* _DATA_:
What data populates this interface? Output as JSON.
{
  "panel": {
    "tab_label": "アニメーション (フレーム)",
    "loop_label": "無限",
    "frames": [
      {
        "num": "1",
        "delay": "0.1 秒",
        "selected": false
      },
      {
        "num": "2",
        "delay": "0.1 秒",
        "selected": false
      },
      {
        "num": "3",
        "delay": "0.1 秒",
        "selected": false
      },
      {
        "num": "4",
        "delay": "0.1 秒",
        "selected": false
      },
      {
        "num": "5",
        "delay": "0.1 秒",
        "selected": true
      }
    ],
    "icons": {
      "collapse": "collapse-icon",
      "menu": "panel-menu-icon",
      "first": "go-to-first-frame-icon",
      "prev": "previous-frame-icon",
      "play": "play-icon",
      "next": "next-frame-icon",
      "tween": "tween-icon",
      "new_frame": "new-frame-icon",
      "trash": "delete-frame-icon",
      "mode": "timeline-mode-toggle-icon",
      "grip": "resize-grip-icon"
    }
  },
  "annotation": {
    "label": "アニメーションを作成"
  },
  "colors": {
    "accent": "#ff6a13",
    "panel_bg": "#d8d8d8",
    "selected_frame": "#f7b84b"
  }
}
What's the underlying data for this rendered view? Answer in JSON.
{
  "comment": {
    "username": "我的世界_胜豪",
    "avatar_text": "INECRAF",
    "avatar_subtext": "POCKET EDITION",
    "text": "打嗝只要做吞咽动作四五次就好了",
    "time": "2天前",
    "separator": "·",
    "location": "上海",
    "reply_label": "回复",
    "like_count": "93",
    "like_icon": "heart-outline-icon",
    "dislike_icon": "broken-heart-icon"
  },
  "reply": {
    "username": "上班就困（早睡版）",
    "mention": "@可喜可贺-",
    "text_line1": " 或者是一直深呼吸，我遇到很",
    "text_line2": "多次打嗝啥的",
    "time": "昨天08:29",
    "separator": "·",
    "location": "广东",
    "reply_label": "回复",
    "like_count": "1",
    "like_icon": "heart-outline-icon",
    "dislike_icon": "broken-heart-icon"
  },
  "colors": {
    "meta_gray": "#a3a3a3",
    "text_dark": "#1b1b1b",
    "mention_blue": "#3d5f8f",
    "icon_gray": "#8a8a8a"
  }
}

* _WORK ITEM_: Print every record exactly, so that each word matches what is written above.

* _EXERCISE OUTPUT_:
What data populates this interface? Output as JSON.
{
  "panel": {
    "tab_label": "アニメーション (フレーム)",
    "loop_label": "無限",
    "frames": [
      {
        "num": "1",
        "delay": "0.1 秒",
        "selected": false
      },
      {
        "num": "2",
        "delay": "0.1 秒",
        "selected": false
      },
      {
        "num": "3",
        "delay": "0.1 秒",
        "selected": false
      },
      {
        "num": "4",
        "delay": "0.1 秒",
        "selected": false
      },
      {
        "num": "5",
        "delay": "0.1 秒",
        "selected": true
      }
    ],
    "icons": {
      "collapse": "collapse-icon",
      "menu": "panel-menu-icon",
      "first": "go-to-first-frame-icon",
      "prev": "previous-frame-icon",
      "play": "play-icon",
      "next": "next-frame-icon",
      "tween": "tween-icon",
      "new_frame": "new-frame-icon",
      "trash": "delete-frame-icon",
      "mode": "timeline-mode-toggle-icon",
      "grip": "resize-grip-icon"
    }
  },
  "annotation": {
    "label": "アニメーションを作成"
  },
  "colors": {
    "accent": "#ff6a13",
    "panel_bg": "#d8d8d8",
    "selected_frame": "#f7b84b"
  }
}
What's the underlying data for this rendered view? Answer in JSON.
{
  "comment": {
    "username": "我的世界_胜豪",
    "avatar_text": "INECRAF",
    "avatar_subtext": "POCKET EDITION",
    "text": "打嗝只要做吞咽动作四五次就好了",
    "time": "2天前",
    "separator": "·",
    "location": "上海",
    "reply_label": "回复",
    "like_count": "93",
    "like_icon": "heart-outline-icon",
    "dislike_icon": "broken-heart-icon"
  },
  "reply": {
    "username": "上班就困（早睡版）",
    "mention": "@可喜可贺-",
    "text_line1": " 或者是一直深呼吸，我遇到很",
    "text_line2": "多次打嗝啥的",
    "time": "昨天08:29",
    "separator": "·",
    "location": "广东",
    "reply_label": "回复",
    "like_count": "1",
    "like_icon": "heart-outline-icon",
    "dislike_icon": "broken-heart-icon"
  },
  "colors": {
    "meta_gray": "#a3a3a3",
    "text_dark": "#1b1b1b",
    "mention_blue": "#3d5f8f",
    "icon_gray": "#8a8a8a"
  }
}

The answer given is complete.